# [Dataset entries]

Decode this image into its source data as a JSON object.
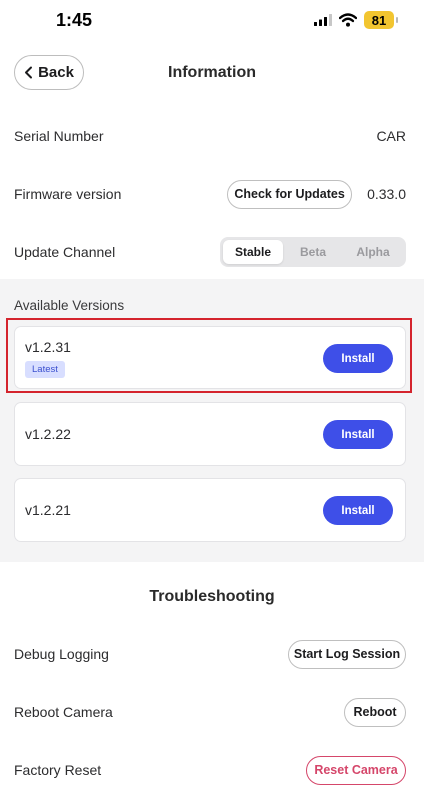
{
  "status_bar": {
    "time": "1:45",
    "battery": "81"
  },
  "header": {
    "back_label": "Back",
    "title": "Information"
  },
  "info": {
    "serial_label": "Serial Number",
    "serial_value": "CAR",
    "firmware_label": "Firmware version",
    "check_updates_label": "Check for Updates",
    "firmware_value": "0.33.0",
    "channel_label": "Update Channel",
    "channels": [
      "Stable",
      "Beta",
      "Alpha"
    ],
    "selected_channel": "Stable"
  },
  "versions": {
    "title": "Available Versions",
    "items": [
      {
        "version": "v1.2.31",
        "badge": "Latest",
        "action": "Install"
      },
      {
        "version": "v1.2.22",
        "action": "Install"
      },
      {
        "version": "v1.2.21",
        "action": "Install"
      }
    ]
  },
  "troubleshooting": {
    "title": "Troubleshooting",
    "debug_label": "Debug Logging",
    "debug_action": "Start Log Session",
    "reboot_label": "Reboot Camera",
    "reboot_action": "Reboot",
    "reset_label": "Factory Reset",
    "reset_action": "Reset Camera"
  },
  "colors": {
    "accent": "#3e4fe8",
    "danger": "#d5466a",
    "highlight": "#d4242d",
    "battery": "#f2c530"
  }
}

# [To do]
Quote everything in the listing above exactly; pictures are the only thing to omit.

# [Task response]
Decode this image into its source data as a JSON object.
{
  "status_bar": {
    "time": "1:45",
    "battery": "81"
  },
  "header": {
    "back_label": "Back",
    "title": "Information"
  },
  "info": {
    "serial_label": "Serial Number",
    "serial_value": "CAR",
    "firmware_label": "Firmware version",
    "check_updates_label": "Check for Updates",
    "firmware_value": "0.33.0",
    "channel_label": "Update Channel",
    "channels": [
      "Stable",
      "Beta",
      "Alpha"
    ],
    "selected_channel": "Stable"
  },
  "versions": {
    "title": "Available Versions",
    "items": [
      {
        "version": "v1.2.31",
        "badge": "Latest",
        "action": "Install"
      },
      {
        "version": "v1.2.22",
        "action": "Install"
      },
      {
        "version": "v1.2.21",
        "action": "Install"
      }
    ]
  },
  "troubleshooting": {
    "title": "Troubleshooting",
    "debug_label": "Debug Logging",
    "debug_action": "Start Log Session",
    "reboot_label": "Reboot Camera",
    "reboot_action": "Reboot",
    "reset_label": "Factory Reset",
    "reset_action": "Reset Camera"
  },
  "colors": {
    "accent": "#3e4fe8",
    "danger": "#d5466a",
    "highlight": "#d4242d",
    "battery": "#f2c530"
  }
}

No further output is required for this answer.